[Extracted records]
☆ ☆ ☆ ☆ ☆ ☆ ☆

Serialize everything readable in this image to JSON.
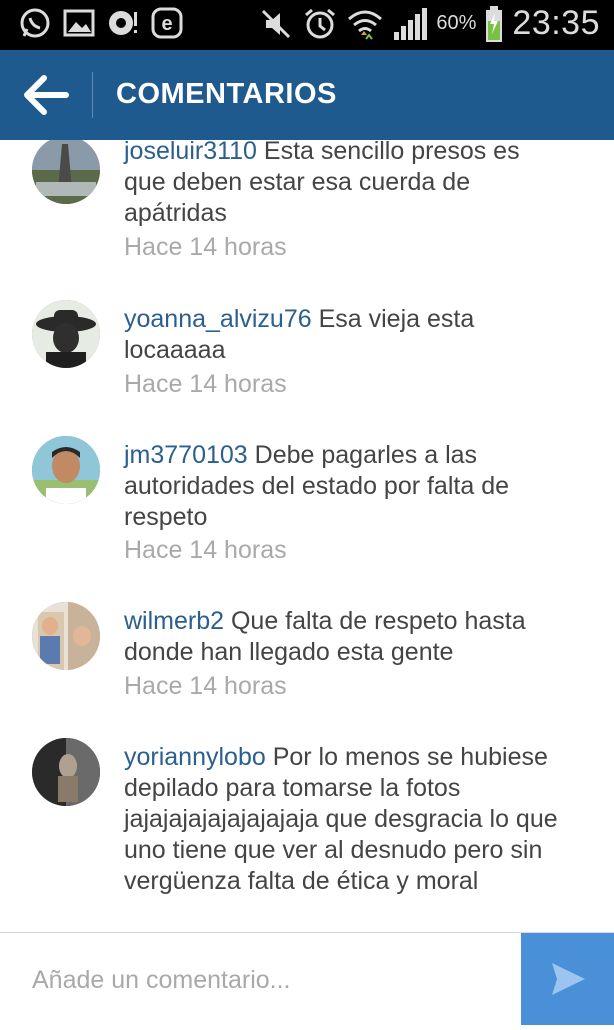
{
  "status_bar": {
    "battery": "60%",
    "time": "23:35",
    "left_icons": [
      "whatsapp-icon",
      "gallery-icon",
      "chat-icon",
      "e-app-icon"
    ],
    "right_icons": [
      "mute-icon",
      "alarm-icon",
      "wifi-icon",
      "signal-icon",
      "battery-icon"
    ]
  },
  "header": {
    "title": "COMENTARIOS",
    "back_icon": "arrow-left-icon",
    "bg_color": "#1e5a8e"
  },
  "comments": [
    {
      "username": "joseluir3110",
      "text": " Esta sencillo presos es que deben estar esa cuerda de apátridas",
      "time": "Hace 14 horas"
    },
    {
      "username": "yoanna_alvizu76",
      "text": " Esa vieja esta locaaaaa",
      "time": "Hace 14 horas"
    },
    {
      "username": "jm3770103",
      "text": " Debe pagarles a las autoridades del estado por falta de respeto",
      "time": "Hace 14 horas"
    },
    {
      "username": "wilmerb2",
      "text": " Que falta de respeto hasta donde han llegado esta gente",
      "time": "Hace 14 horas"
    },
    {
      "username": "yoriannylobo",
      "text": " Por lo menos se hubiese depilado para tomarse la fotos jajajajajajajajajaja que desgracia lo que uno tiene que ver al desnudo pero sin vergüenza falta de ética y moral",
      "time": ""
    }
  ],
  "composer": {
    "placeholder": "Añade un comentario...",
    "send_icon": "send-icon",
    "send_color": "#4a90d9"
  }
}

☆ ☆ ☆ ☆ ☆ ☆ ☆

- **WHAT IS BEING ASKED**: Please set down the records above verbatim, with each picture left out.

- **OUTPUT BELOW**:
Serialize everything readable in this image to JSON.
{
  "status_bar": {
    "battery": "60%",
    "time": "23:35",
    "left_icons": [
      "whatsapp-icon",
      "gallery-icon",
      "chat-icon",
      "e-app-icon"
    ],
    "right_icons": [
      "mute-icon",
      "alarm-icon",
      "wifi-icon",
      "signal-icon",
      "battery-icon"
    ]
  },
  "header": {
    "title": "COMENTARIOS",
    "back_icon": "arrow-left-icon",
    "bg_color": "#1e5a8e"
  },
  "comments": [
    {
      "username": "joseluir3110",
      "text": " Esta sencillo presos es que deben estar esa cuerda de apátridas",
      "time": "Hace 14 horas"
    },
    {
      "username": "yoanna_alvizu76",
      "text": " Esa vieja esta locaaaaa",
      "time": "Hace 14 horas"
    },
    {
      "username": "jm3770103",
      "text": " Debe pagarles a las autoridades del estado por falta de respeto",
      "time": "Hace 14 horas"
    },
    {
      "username": "wilmerb2",
      "text": " Que falta de respeto hasta donde han llegado esta gente",
      "time": "Hace 14 horas"
    },
    {
      "username": "yoriannylobo",
      "text": " Por lo menos se hubiese depilado para tomarse la fotos jajajajajajajajajaja que desgracia lo que uno tiene que ver al desnudo pero sin vergüenza falta de ética y moral",
      "time": ""
    }
  ],
  "composer": {
    "placeholder": "Añade un comentario...",
    "send_icon": "send-icon",
    "send_color": "#4a90d9"
  }
}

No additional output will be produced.